Microsoft, PalmSource, the OS division of Palm; Symbian and Nokia are among the other major manufacturers that have made similar announcements.
In addition to making the "hardware and software" blueprint available, RIM will offer consulting services, interoperability testing and a certification program.
By announcing a closer relationship with its chip supplier Analog Devices (ADI), RIM will get entry to ADI's customer base that includes more than 25 handset ODMs.
"ADI has the lion's share of independent handset manufacturers after the majors," said Jim Balsillie, chairman and co-CEO at RIM.
The ADI processor is a single chip design that includes both the digital signal processor for communications and the application processor as well as the Sun JVM. ADI optimised the chip for GSM/GPRS wireless networks, according to Balsillie.
The latest RIM models already support Sun's J2ME. But some developers say the RIM environment is still too restrictive.
"RIM is a great device for doing e-mail, but J2ME is fairly limited for handhelds. It's good for the handset market," said Anthony Meadow, president of Bear River Associates.
But on the handset, J2ME appears to be the platform of choice among most of the major handset manufacturers, as well as the carriers with Nokia, Motorola, AT&T Wireless and Nextel, all announcing support for J2ME as the standard for application development.
With a huge diversity of choice as the handset manufacturers try to please millions of consumers, Balsillie insisted Java is the perfect platform.
"Java virtualises the processor so that developers are writing to a virtual processor that allows them to abstract all operating systems and the hardware that is particular underneath. A virtual machine means I don't care what the OS is or hardware is, just give me a common VM," said Balsillie.
Although Palm offers its OS to handheld and handset manufacturers, the difference is that the Palm OS is a particular implementation and does not allow for the same level of product diversification.
"Sun's Java is a specification, not an implementation. Every [piece of] hardware is different. Sun is a spec and a policeman to make sure you adhere to that spec," Balsillie added.
Nevertheless, RIM is increasingly faced with the fact that as packet-based wireless networks become ubiquitous, the always-on capabilities of the RIM, which first attracted many corporate users, is no longer a differentiator.
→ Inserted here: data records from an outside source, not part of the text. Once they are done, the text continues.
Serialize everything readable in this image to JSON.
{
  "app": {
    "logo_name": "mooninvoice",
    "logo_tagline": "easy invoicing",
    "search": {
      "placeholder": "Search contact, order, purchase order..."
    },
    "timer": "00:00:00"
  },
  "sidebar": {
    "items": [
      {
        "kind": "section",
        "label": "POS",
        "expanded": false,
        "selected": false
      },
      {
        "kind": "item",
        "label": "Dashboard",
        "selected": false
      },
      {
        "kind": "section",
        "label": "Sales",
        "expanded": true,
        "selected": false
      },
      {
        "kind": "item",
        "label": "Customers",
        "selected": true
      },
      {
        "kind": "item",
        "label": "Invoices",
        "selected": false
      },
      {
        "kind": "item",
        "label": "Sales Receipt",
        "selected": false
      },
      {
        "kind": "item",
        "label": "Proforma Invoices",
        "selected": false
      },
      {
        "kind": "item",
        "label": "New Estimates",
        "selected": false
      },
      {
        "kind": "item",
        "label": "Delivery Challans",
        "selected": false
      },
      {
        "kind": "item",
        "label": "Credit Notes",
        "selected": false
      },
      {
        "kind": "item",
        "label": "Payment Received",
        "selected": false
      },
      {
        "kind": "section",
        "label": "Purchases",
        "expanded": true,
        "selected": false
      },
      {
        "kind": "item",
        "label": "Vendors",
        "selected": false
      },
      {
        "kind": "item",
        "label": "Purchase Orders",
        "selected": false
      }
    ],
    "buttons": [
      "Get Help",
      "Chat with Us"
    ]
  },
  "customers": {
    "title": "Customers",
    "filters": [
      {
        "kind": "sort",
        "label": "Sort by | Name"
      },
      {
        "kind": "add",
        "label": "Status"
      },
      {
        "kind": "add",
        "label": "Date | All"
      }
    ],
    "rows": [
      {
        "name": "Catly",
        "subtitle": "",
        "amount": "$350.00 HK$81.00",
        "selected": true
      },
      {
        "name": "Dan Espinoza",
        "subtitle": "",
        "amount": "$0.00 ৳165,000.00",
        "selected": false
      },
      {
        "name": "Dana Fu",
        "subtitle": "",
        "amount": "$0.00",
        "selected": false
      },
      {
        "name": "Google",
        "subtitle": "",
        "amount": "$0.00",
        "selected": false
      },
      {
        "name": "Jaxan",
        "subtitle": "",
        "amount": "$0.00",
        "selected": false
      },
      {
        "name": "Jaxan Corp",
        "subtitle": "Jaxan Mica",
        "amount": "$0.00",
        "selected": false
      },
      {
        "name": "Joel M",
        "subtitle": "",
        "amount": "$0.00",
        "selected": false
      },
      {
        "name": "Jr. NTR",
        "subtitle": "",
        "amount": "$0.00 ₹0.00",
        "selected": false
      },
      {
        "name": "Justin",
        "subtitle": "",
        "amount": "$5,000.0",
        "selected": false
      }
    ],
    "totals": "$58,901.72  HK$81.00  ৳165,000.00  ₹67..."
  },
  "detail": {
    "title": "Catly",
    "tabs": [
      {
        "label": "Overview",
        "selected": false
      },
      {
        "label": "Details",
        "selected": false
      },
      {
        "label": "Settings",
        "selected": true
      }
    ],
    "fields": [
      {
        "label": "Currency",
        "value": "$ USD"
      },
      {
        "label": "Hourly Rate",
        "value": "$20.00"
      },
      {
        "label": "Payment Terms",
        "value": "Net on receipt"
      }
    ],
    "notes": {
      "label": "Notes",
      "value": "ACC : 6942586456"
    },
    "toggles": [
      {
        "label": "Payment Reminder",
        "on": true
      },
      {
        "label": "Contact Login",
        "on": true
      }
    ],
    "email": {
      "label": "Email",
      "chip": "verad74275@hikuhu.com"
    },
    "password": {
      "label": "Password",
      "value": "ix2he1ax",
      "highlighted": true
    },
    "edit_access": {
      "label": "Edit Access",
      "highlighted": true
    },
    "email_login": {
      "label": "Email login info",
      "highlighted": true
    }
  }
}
In particular, the Palm i705, the Handspring Treo, and the many smart phones with the same e-mail capabilities are now in the market.
Pricing and availability have yet to be announced.